Encephalitis is usually caused by bacterial or viral infections. Sometimes it can also be caused by lead poisoning (lead encephalitis).
Other signs accompanying encephalitis include fever, depression, behavioral changes (usually aggression), uncoordinated gait, and coma.
When canine distemper progresses to the second stage (occurs 2-3 weeks after onset of disease) and gets to the nervous system, grand mal seizures may occur. The dog may run in circles, falls over, and kicks all four legs wildly.
Other symptoms associated with distemper at this stage include slobbering, head shaking, and chewing movements of the jaws.
There are many substances, even household products and foods, that can cause seizures in dogs. Some examples are:
- Chemicals in products like some flea powders and insecticides (Organochlorines),
- Antifreeze (Ethylene glycol),
- Rat poisons and paints (lead),
- Chocolate and chocolate products (Methylxanthines)
Another possible cause of seizures in dogs is heat stroke, which is an emergency and requires immediate veterinary treatment. If your dog has been out in the hot sun for a while and he starts panting heavily and vomiting, suspect heat stroke.
Other symptoms of heat stroke include high fever (up to 104° to 110°F); a bright red tongue; bright red mucous membranes; thick saliva.
Low blood sugar can also trigger a seizure. It can occur in small-breed dogs who have not eaten enough, or in diabetic dogs who have received too much insulin.
Other diseases that may cause seizures in dogs include liver disease (hepatic encephalopathy), and hormonal disorders (such as Cushing’s disease).
What To Do During a Seizure Episode
- If your dog is in a dangerous location during a seizure, move him to a safe place. Otherwise, do not disturb the dog.
- Do not try to use anything to restrain the dog’s body as he may injure himself during violent convulsion if his movement is restrained.

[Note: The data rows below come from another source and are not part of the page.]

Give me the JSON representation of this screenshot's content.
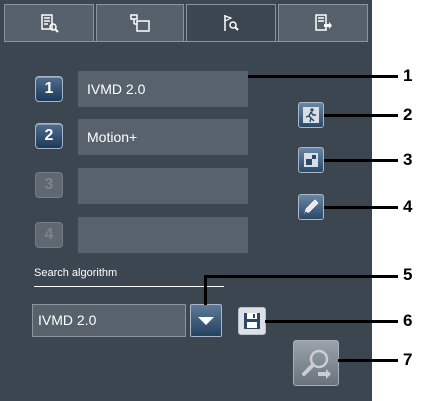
{
  "tabs": [
    {
      "icon": "list-magnifier-icon",
      "active": false
    },
    {
      "icon": "folder-tree-icon",
      "active": false
    },
    {
      "icon": "flag-magnifier-icon",
      "active": true
    },
    {
      "icon": "export-list-icon",
      "active": false
    }
  ],
  "slots": [
    {
      "number": "1",
      "value": "IVMD 2.0",
      "enabled": true
    },
    {
      "number": "2",
      "value": "Motion+",
      "enabled": true
    },
    {
      "number": "3",
      "value": "",
      "enabled": false
    },
    {
      "number": "4",
      "value": "",
      "enabled": false
    }
  ],
  "side_buttons": [
    {
      "icon": "motion-runner-icon"
    },
    {
      "icon": "area-squares-icon"
    },
    {
      "icon": "edit-pencil-icon"
    }
  ],
  "search": {
    "label": "Search algorithm",
    "selected": "IVMD 2.0",
    "save_icon": "save-icon",
    "search_icon": "search-magnifier-icon"
  },
  "callouts": [
    "1",
    "2",
    "3",
    "4",
    "5",
    "6",
    "7"
  ],
  "colors": {
    "panel_bg": "#3c4650",
    "field_bg": "#57626c",
    "button_blue": "#2b4868",
    "disabled": "#5f6870"
  }
}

- Do not put your hand in or near the dog’s mouth – The dog may inadvertently bite you seriously.
- Note the characteristics and the length of the seizure.
- Get the dog to the vet as soon as the seizure is over.
Treatment of Canine Seizures
To treat seizures in dogs, a vet has to identify and treat the underlying cause. At the same time, he has to use anticonvulsant drugs to suppress or stop the seizures.
Conventional medication for canine seizures include Phenobarbital, Valium, and Potassium Bromide.
If you prefer to go natural, check out these supplements:
Doc Ackerman’s Epilepsy and Seizure Formula is a 100% natural herbal remedy with herbs such as passionflower, valerian, and chamomile that are well known for soothing the brain. The remedy can improve the stability of the nervous system.
Hemp oil has been found to be effective in preventing and shortening the duration of seizures. It is safe for use on dogs.